I Quit Going to Church

Dear Church,   I try to use this space to regularly remind us that being Christian is not primarily about “going to church” (although, gathering for worship on a regular basis as the people of God has an important formational value in our lives); instead it’s about “being the church” – living out what it means to be the people of God in the world.   Monday night I returned, along with 36 other GCers, from a 12-day adventure to Rwanda – and what an adventure it was! While there we did two simultaneous Vacation Bible Schools (loosely so called), worshiped with our Rwandan brothers and sisters, attended a Rwandan wedding, installed a ceiling and helped paint the interior in a church building, observed in a medical clinic, played with scores of impoverished Rwandan children, ate awesome Rwandan food, heard the gut-wrenching story of the Rwandan genocide, saw the awe-inspiring evidence of the power of forgiveness and reconciliation on a personal and national scale, rode in busses (a LOT!!!!), went on a safari, studied God’s word and prayed together, played volleyball, preached twice, sang as a GC/Rwandan mixed choir twice, met the staff and ladies of a ministry that provides sewing work for ladies who are hearing-impaired (GC purchased 16 new sewing machines for them and we got to receive their deep, heart-felt, sincere appreciation), etc., etc., etc.   But, as a pastor, one of the coolest things for me was to hear something I’ve heard on nearly every trip I’ve been on with teams from GC. Here’s a loose paraphrase, “Your team is so easy!
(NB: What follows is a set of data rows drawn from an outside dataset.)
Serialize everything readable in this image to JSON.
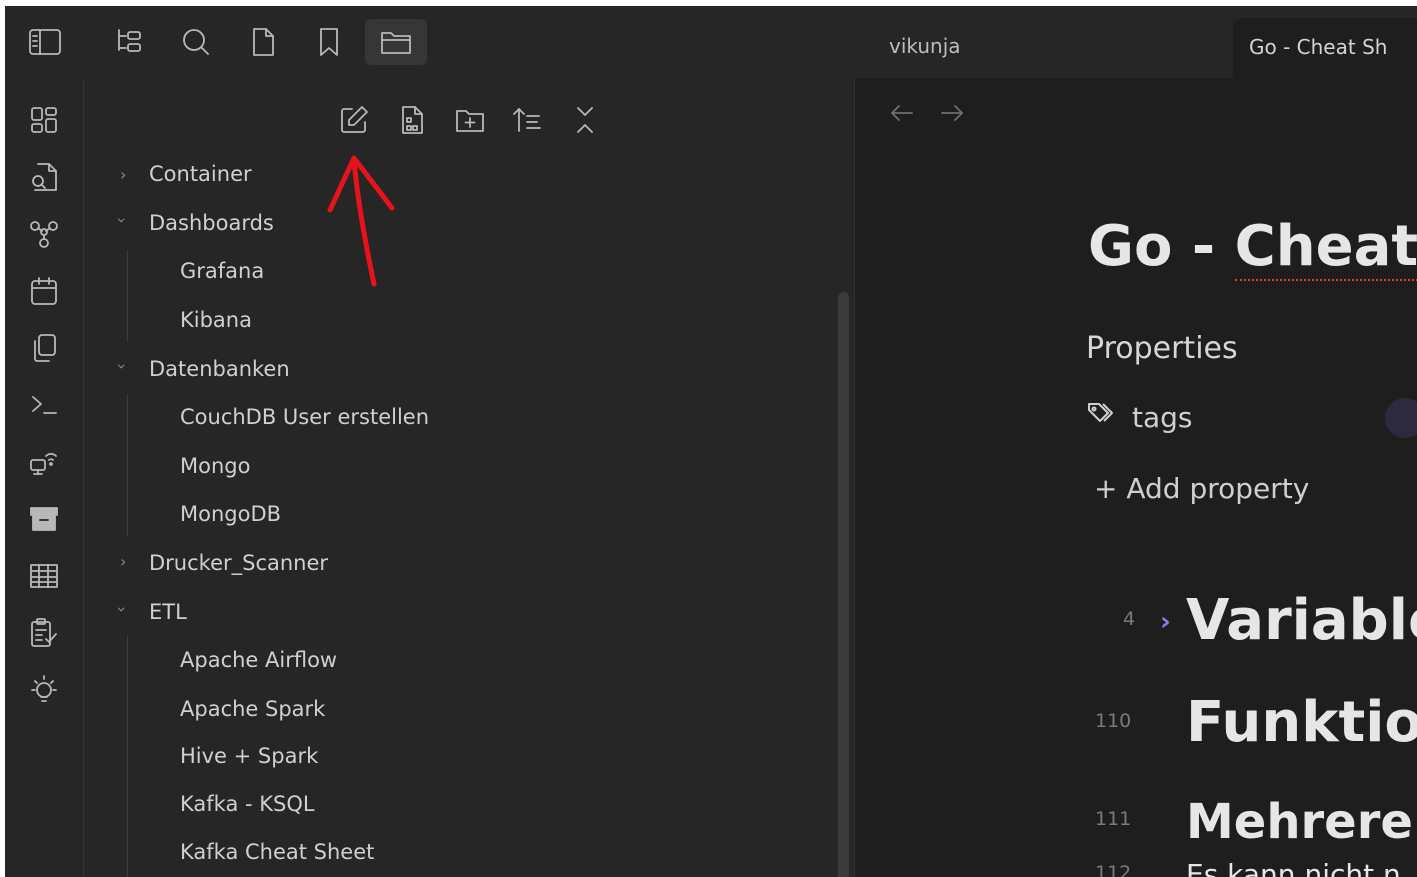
{
  "window": {
    "vault_name": "vikunja",
    "active_tab_title": "Go - Cheat Sh"
  },
  "topbar": {
    "icons": [
      "sidebar-toggle-icon",
      "file-tree-icon",
      "search-icon",
      "file-icon",
      "bookmark-icon",
      "folder-icon"
    ]
  },
  "ribbon": {
    "icons": [
      "dashboard-icon",
      "file-search-icon",
      "graph-icon",
      "calendar-icon",
      "copy-icon",
      "terminal-icon",
      "remote-icon",
      "archive-icon",
      "table-icon",
      "checklist-icon",
      "lightbulb-icon"
    ]
  },
  "file_nav": {
    "actions": [
      "new-note-icon",
      "new-canvas-icon",
      "new-folder-icon",
      "sort-icon",
      "collapse-all-icon"
    ]
  },
  "tree": {
    "container": "Container",
    "dashboards": "Dashboards",
    "grafana": "Grafana",
    "kibana": "Kibana",
    "datenbanken": "Datenbanken",
    "couchdb": "CouchDB User erstellen",
    "mongo": "Mongo",
    "mongodb": "MongoDB",
    "drucker": "Drucker_Scanner",
    "etl": "ETL",
    "airflow": "Apache Airflow",
    "spark": "Apache Spark",
    "hive": "Hive + Spark",
    "kafka_ksql": "Kafka - KSQL",
    "kafka_cheat": "Kafka Cheat Sheet"
  },
  "editor": {
    "title_part1": "Go - ",
    "title_part2": "Cheat S",
    "properties_label": "Properties",
    "tags_label": "tags",
    "add_property": "+ Add property",
    "lines": [
      {
        "no": "4",
        "text": "Variable"
      },
      {
        "no": "110",
        "text": "Funktion"
      },
      {
        "no": "111",
        "text": "Mehrere"
      },
      {
        "no": "112",
        "text": "Es kann nicht n"
      }
    ]
  },
  "colors": {
    "background": "#1e1e1e",
    "panel": "#262626",
    "accent": "#8b7cf6",
    "annotation": "#e8121b"
  }
}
Many teams are difficult. They bicker and complain and get homesick and cry. But your team gets along, they’re happy, they’re helpful – they’re easy!”   That’s our goal! To be “easy!” To be the loving hands and feet of Jesus! To have attitudes that reflect the attitude of Christ wherever we go in the world!!!   Thank you so very much, Rwandan Work and Witness Team (and all the mission trip teams from GC to date), for being easy – for “being the church!”   Grateful and appropriately proud,   Joel